* _WHAT YOU HAVE TO DO_
Please reproduce the data exactly and omit the pictures.

* _RECORDS SHOWN_
--*--
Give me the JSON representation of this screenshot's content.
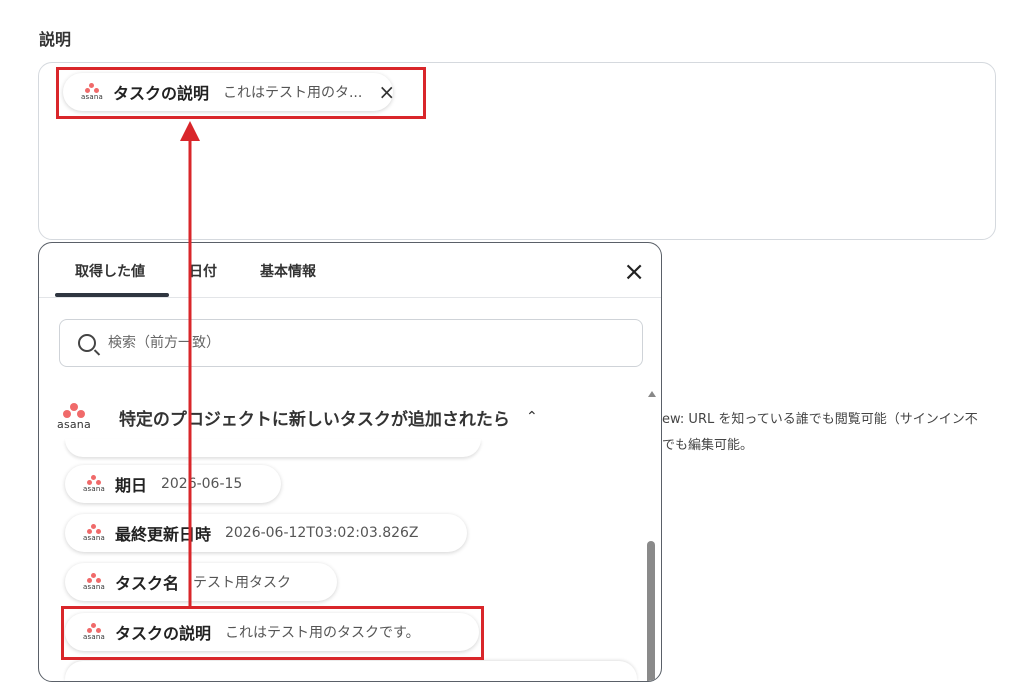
{
  "field": {
    "label": "説明"
  },
  "selected_chip": {
    "label": "タスクの説明",
    "value": "これはテスト用のタ...",
    "close_icon": "×"
  },
  "picker": {
    "tabs": [
      {
        "label": "取得した値"
      },
      {
        "label": "日付"
      },
      {
        "label": "基本情報"
      }
    ],
    "active_tab": "取得した値",
    "close_icon": "×",
    "search": {
      "placeholder": "検索（前方一致）"
    },
    "group": {
      "title": "特定のプロジェクトに新しいタスクが追加されたら",
      "chevron": "⌃"
    },
    "items": [
      {
        "label": "期日",
        "value": "2026-06-15"
      },
      {
        "label": "最終更新日時",
        "value": "2026-06-12T03:02:03.826Z"
      },
      {
        "label": "タスク名",
        "value": "テスト用タスク"
      },
      {
        "label": "タスクの説明",
        "value": "これはテスト用のタスクです。"
      }
    ]
  },
  "logo": {
    "word": "asana"
  },
  "background_text": {
    "line1": "ew: URL を知っている誰でも閲覧可能（サインイン不",
    "line2": "でも編集可能。"
  },
  "colors": {
    "highlight": "#d9262a",
    "asana_coral": "#f06a6a"
  }
}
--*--
* _ANSWER TO THE PROBLEM_
Give me the JSON representation of this screenshot's content.
{
  "field": {
    "label": "説明"
  },
  "selected_chip": {
    "label": "タスクの説明",
    "value": "これはテスト用のタ...",
    "close_icon": "×"
  },
  "picker": {
    "tabs": [
      {
        "label": "取得した値"
      },
      {
        "label": "日付"
      },
      {
        "label": "基本情報"
      }
    ],
    "active_tab": "取得した値",
    "close_icon": "×",
    "search": {
      "placeholder": "検索（前方一致）"
    },
    "group": {
      "title": "特定のプロジェクトに新しいタスクが追加されたら",
      "chevron": "⌃"
    },
    "items": [
      {
        "label": "期日",
        "value": "2026-06-15"
      },
      {
        "label": "最終更新日時",
        "value": "2026-06-12T03:02:03.826Z"
      },
      {
        "label": "タスク名",
        "value": "テスト用タスク"
      },
      {
        "label": "タスクの説明",
        "value": "これはテスト用のタスクです。"
      }
    ]
  },
  "logo": {
    "word": "asana"
  },
  "background_text": {
    "line1": "ew: URL を知っている誰でも閲覧可能（サインイン不",
    "line2": "でも編集可能。"
  },
  "colors": {
    "highlight": "#d9262a",
    "asana_coral": "#f06a6a"
  }
}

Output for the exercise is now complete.